Although the statutes are not entirely clear, MRSC’s legal consultants have taken the position that the mayor can vote to break a tie vote of the council to fill a vacant council position.
RCW 42.12.070 provides that it is the governing body that makes the appointment, not the mayor. RCW 42.12.070(1) states that:
Where one position is vacant, the remaining members of the governing body shall appoint a qualified person to fill the vacant position.
We think that under RCW 42.12.070 (see above) the mayor may not vote initially on filling the vacancy since such votes are limited to members of the city council itself. However, if there is a tie in the votes of the councilmembers, the mayor may exercise their tie-breaking authority and break the tie vote.
The mayor’s authority to break a tie vote is set forth in RCW 35A.12.100, which provides in part:
The mayor shall preside over all meetings of the city council, when present, but shall have a vote only in the case of a tie in the votes of the councilmembers with respect to matters other than the passage of any ordinance, grant, or revocation of franchise or license, or any resolution for the payment of money. . . . The mayor shall have the power to veto ordinances passed by the council and submitted to him or her as provided in RCW 35A.12.130 but such veto may be overridden by the vote of a majority of all councilmembers plus one more vote.
Filling a vacancy is a “matter other than the passage of any ordinance, grant, or revocation of a franchise, or any resolution for the payment of money. . . .” So, we think that the mayor could break a tie vote to fill a vacant position on council.
There is a contrary position, based on the legislative history of RCW 42.12.070 and Chapter 35A.12 RCW, that the mayor plays no role in the process of filling a vacancy on a council and that the general grant of tie-breaking authority in RCW 35A.12.100 does not control in the specific process outlined in RCW 42.12.070. This argument is based on a 1994 statutory amendment (1994 c 223 § 1), which removed any reference to the mayor. Prior to the 1994 amendment, RCW 35A.12.050 specifically provided that:
If, after thirty days have passed since the occurrence of a vacancy, the council are unable to agree upon a person to be appointed to fill a vacancy in the council, the mayor may make the appointment from among the persons nominated by members of the council. [Repealed in 1994].
The 1994 amendment removed this language, and instead cross-referenced the procedure in chapter 42.12 RCW for filling a vacancy.
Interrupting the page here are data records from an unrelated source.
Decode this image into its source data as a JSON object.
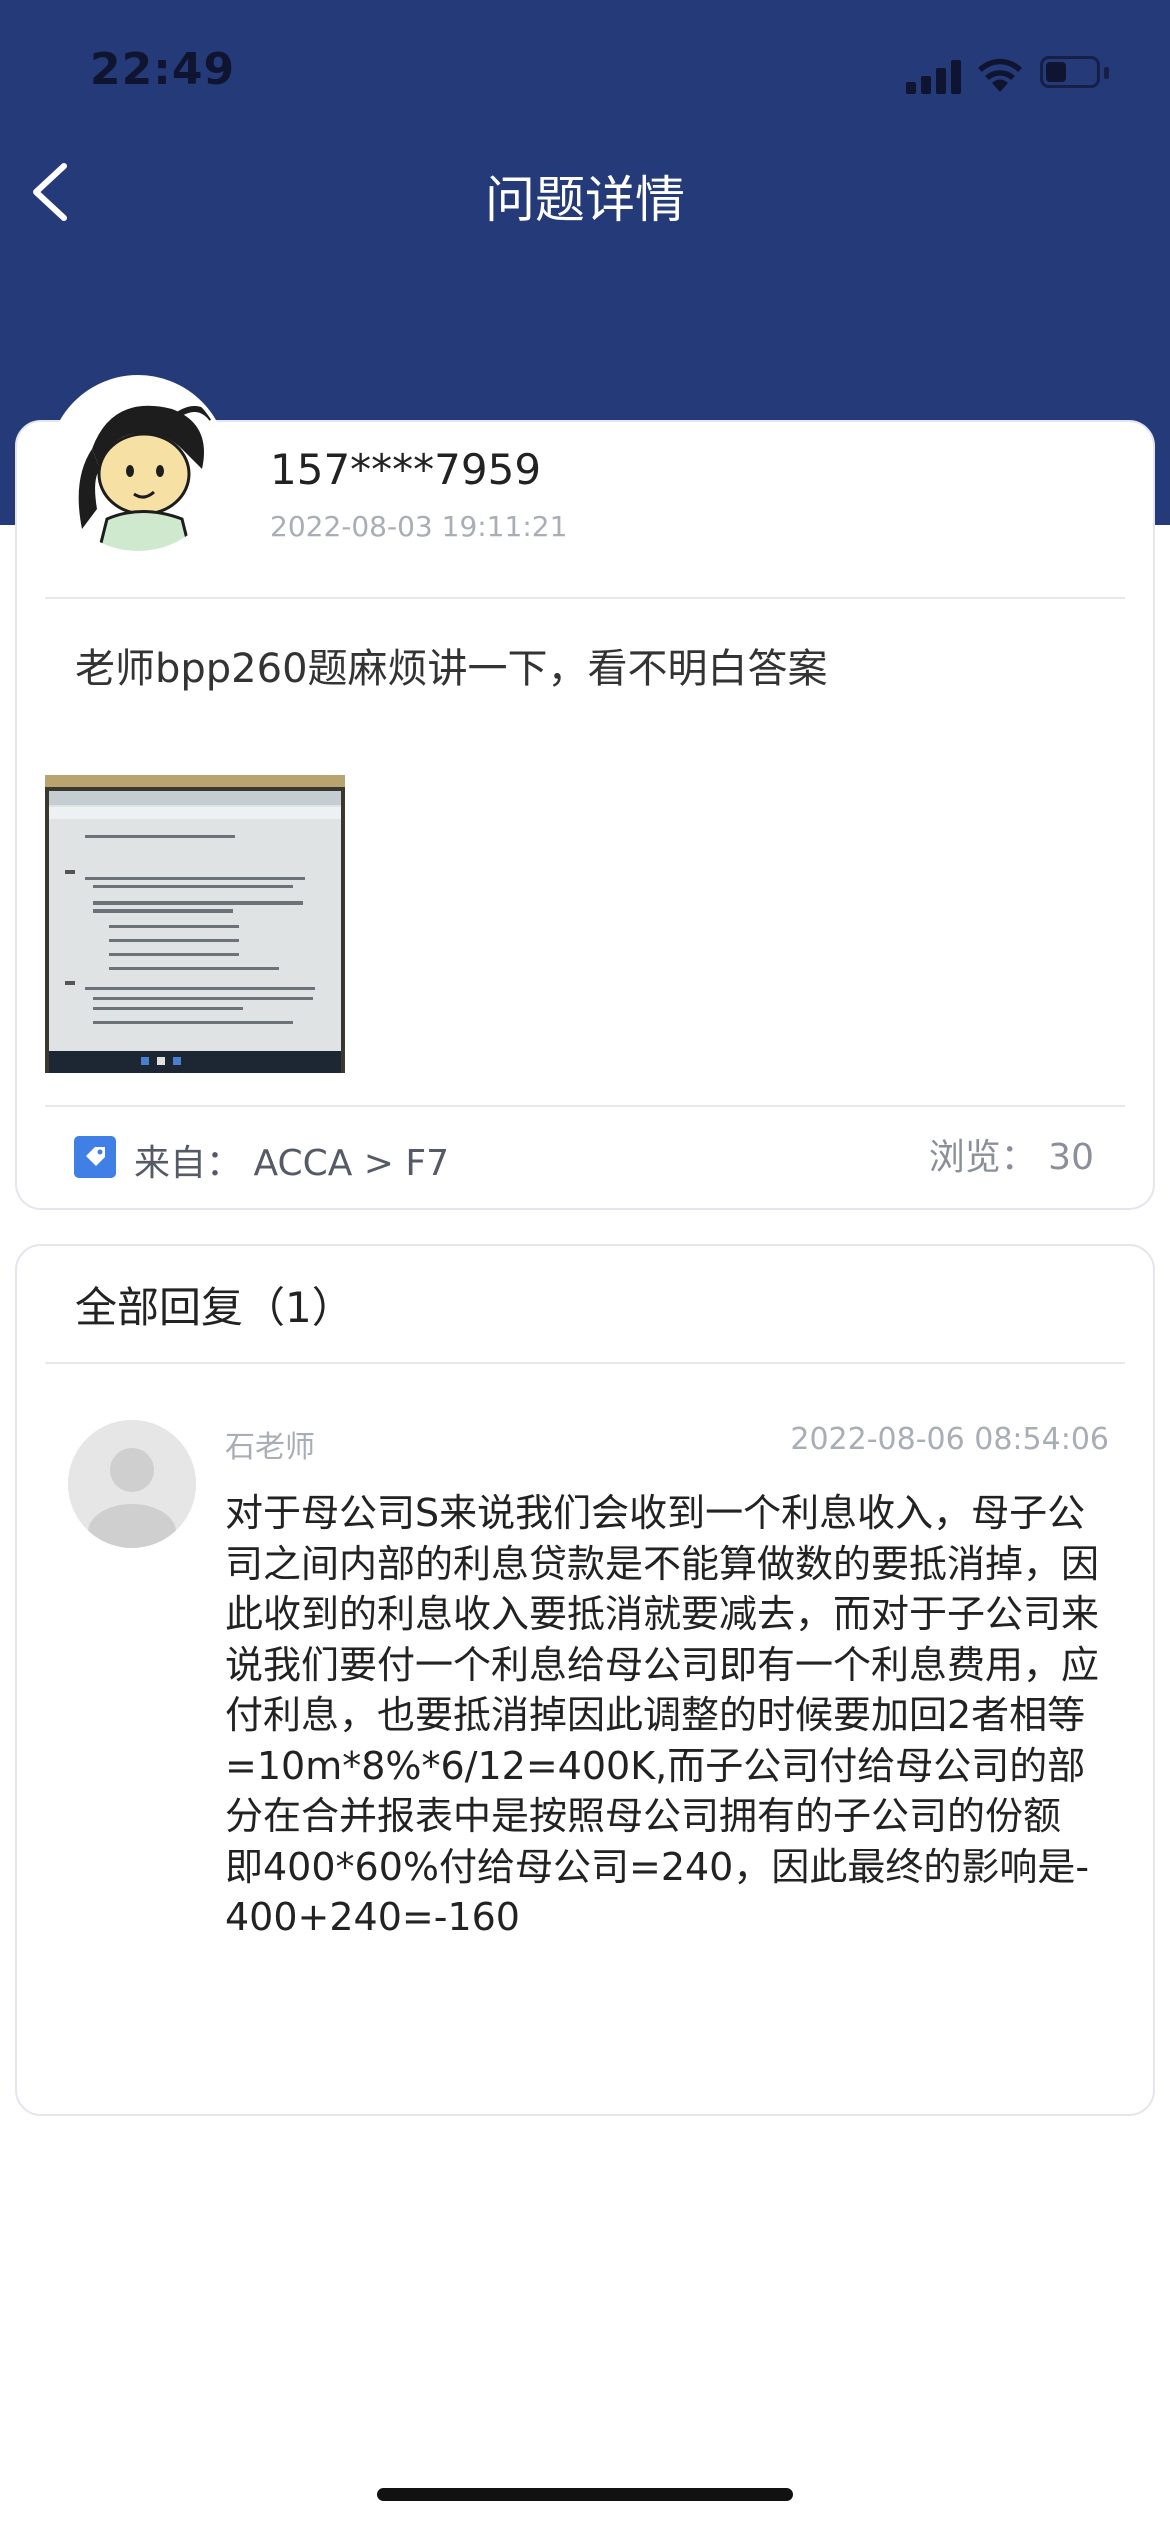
{
  "status_bar": {
    "time": "22:49"
  },
  "header": {
    "title": "问题详情"
  },
  "question": {
    "user": "157****7959",
    "time": "2022-08-03 19:11:21",
    "text": "老师bpp260题麻烦讲一下，看不明白答案",
    "source_label": "来自：  ACCA > F7",
    "views": "浏览：  30"
  },
  "replies": {
    "heading": "全部回复（1）",
    "items": [
      {
        "author": "石老师",
        "time": "2022-08-06 08:54:06",
        "body": "对于母公司S来说我们会收到一个利息收入，母子公司之间内部的利息贷款是不能算做数的要抵消掉，因此收到的利息收入要抵消就要减去，而对于子公司来说我们要付一个利息给母公司即有一个利息费用，应付利息，也要抵消掉因此调整的时候要加回2者相等=10m*8%*6/12=400K,而子公司付给母公司的部分在合并报表中是按照母公司拥有的子公司的份额 即400*60%付给母公司=240，因此最终的影响是-400+240=-160"
      }
    ]
  },
  "colors": {
    "header_bg": "#253a78",
    "tag_icon": "#3f7fe6"
  },
  "icons": [
    "back-arrow-icon",
    "signal-icon",
    "wifi-icon",
    "battery-icon",
    "tag-icon"
  ]
}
The procedure in chapter 42.12 RCW does not specifically reference the mayor.
Because there has been no caselaw or attorney general opinions on this point, reasonable legal minds can disagree, and we defer to the legal advice of the agency attorney.